Bush Ends 10-Day Mideast Trip At Oil Refinery Owned by Friend
MARIB, North Yemen (AP) _ Vice President George Bush ended a 10-day trip to the Middle East Saturday on a hot, dusty desert plain at the opening of an oil refinery owned by his longtime friend, Texas oilman Ray L. Hunt.
The ceremony closed the vice president’s tour on the same theme as it had opened - the ups and downs of the international oil industry, which has suffered a bruising price slide that Bush says is jeopardizing American’s energy producers.
His warnings, implying the need for higher oil prices, triggered political criticism in the United States but were defended by President Reagan.
Bush and his wife Barbara flew in a four-engine plane Saturday from the central, capital city of Sana’a to Marib, the reputed home of the Queen of Sheba. The city sits at the edge of the legendary GreatEmpty Quarter of Arabia, thousands of miles of virtually uninhabited desolation.
It was the last leg of a trip that also included visits to the Persian Gulf states of Saudi Arabia, Bahrain and Oman, focusing on oil, Arab-Israeli tensions and the threat to the region from the Iran-Iraq war.
The trip brought to 70 the number of foreign countries Bush has visited since 1981. His plane landed at Andrews Air Force Base outside Washington at 10:37 p.m. Saturday.
North Yemen borders the Arab world’s only Marxist state, South Yemen, where an estimated 12,000 people were killed earlier this year in a political power struggle. Bush has called the fighting a threat to the security of North Yemen, but said Salih told him it was an internal matter for South Yemen.
Bush boarded a helicopter in Marib and rode a half-hour into the desert, where he landed in a cloud of dust kicked up by the propeller. He was greeted in a trailer camp by Col. Ali Abadallah Salih, the ruler of this impoverished country.
Dozens of soldiers clad in camouflage uniforms and carrying Russian-made AK-47 automatic rifles surrounded Bush, Salih and Hunt as they walked across the sand, touring the 10,000-barrel-a-day refinery manned by American and Yemini crews.
Soldiers also were stationed at anti-aircraft guns around the facility, and a truck carrying surface-to-air missiles was parked nearby.
Yemen Oil Co., a wholly owned subsidiary of Hunt Oil Co. of Dallas, made a 500-million-barrel strike less than two years ago. It was a major discovery in a country that had never before produced its own oil.

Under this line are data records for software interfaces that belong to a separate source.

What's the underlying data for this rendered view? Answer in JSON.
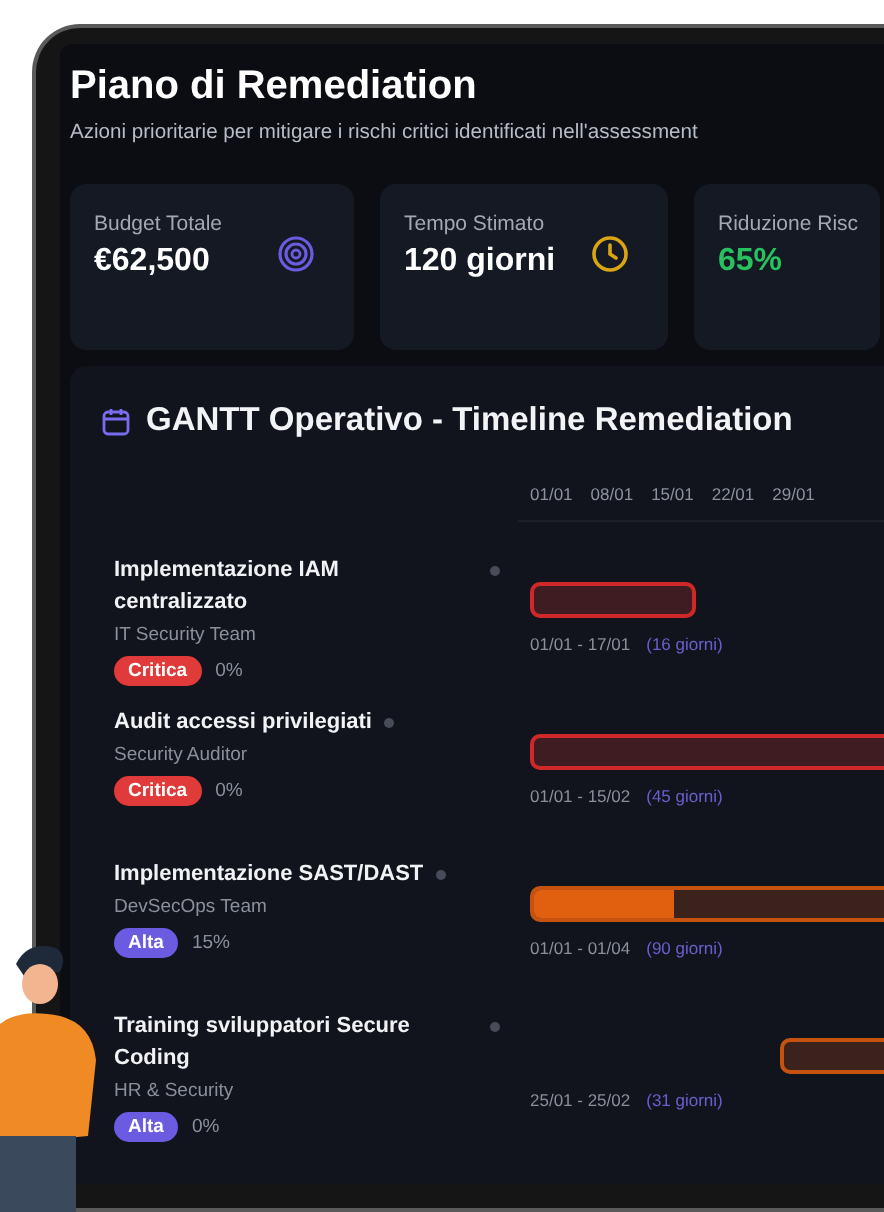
{
  "header": {
    "title": "Piano di Remediation",
    "subtitle": "Azioni prioritarie per mitigare i rischi critici identificati nell'assessment"
  },
  "stats": [
    {
      "kind": "budget",
      "label": "Budget Totale",
      "value": "€62,500"
    },
    {
      "kind": "time",
      "label": "Tempo Stimato",
      "value": "120 giorni"
    },
    {
      "kind": "reduction",
      "label": "Riduzione Risc",
      "value": "65%"
    }
  ],
  "gantt": {
    "title": "GANTT Operativo - Timeline Remediation",
    "dates": [
      "01/01",
      "08/01",
      "15/01",
      "22/01",
      "29/01"
    ],
    "tasks": [
      {
        "name": "Implementazione IAM centralizzato",
        "team": "IT Security Team",
        "kind": "critical",
        "priority_label": "Critica",
        "progress": "0%",
        "range": "01/01 - 17/01",
        "duration": "(16 giorni)"
      },
      {
        "name": "Audit accessi privilegiati",
        "team": "Security Auditor",
        "kind": "critical",
        "priority_label": "Critica",
        "progress": "0%",
        "range": "01/01 - 15/02",
        "duration": "(45 giorni)"
      },
      {
        "name": "Implementazione SAST/DAST",
        "team": "DevSecOps Team",
        "kind": "high",
        "priority_label": "Alta",
        "progress": "15%",
        "level": 0.15,
        "range": "01/01 - 01/04",
        "duration": "(90 giorni)"
      },
      {
        "name": "Training sviluppatori Secure Coding",
        "team": "HR & Security",
        "kind": "high",
        "priority_label": "Alta",
        "progress": "0%",
        "range": "25/01 - 25/02",
        "duration": "(31 giorni)"
      }
    ]
  }
}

A refinery was built in modular form, shipped to the Red Sea coast and then trucked overland 250 miles to the oil field. A pipeline, expected to be completed in 1988, will carry the oil to the Red Sea for export. More refineries also are to be built.
At the desert ceremony, Bush called the refinery a product of close cooperation between the oil company and the North Yemen government. He said such cooperation ″can lead to a better life for all the people of this country in the years to come.″
Hunt, the head of one of the largest independent oil companies, flew here commercially for the ceremony but flew back to the United States on Air Force Two with Bush. The plane stopped in Jiddah, Saudi Arabia, and Shannon, Ireland, for refueling.
In Shannon, Bush was interviewed for a taped appearance Sunday on NBC-TV’s ″Meet the Press.″
Bush was due back in the United States before midnight, EST, about 30 hours after he awoke Saturday in Asia.
At news conferences during the trip, Bush said low oil prices ″have caused a devastation to many people″ in the United States. He said no common ground was found with Saudi Arabia to stabilize the market.
While saying the United States wanted to be a catalyst for peace in the Middle East, he openly acknowledged differences with Arab leaders over Israel.
Bush also said the United States could not play a major role in negotiating an end to the Iran-Iraq war.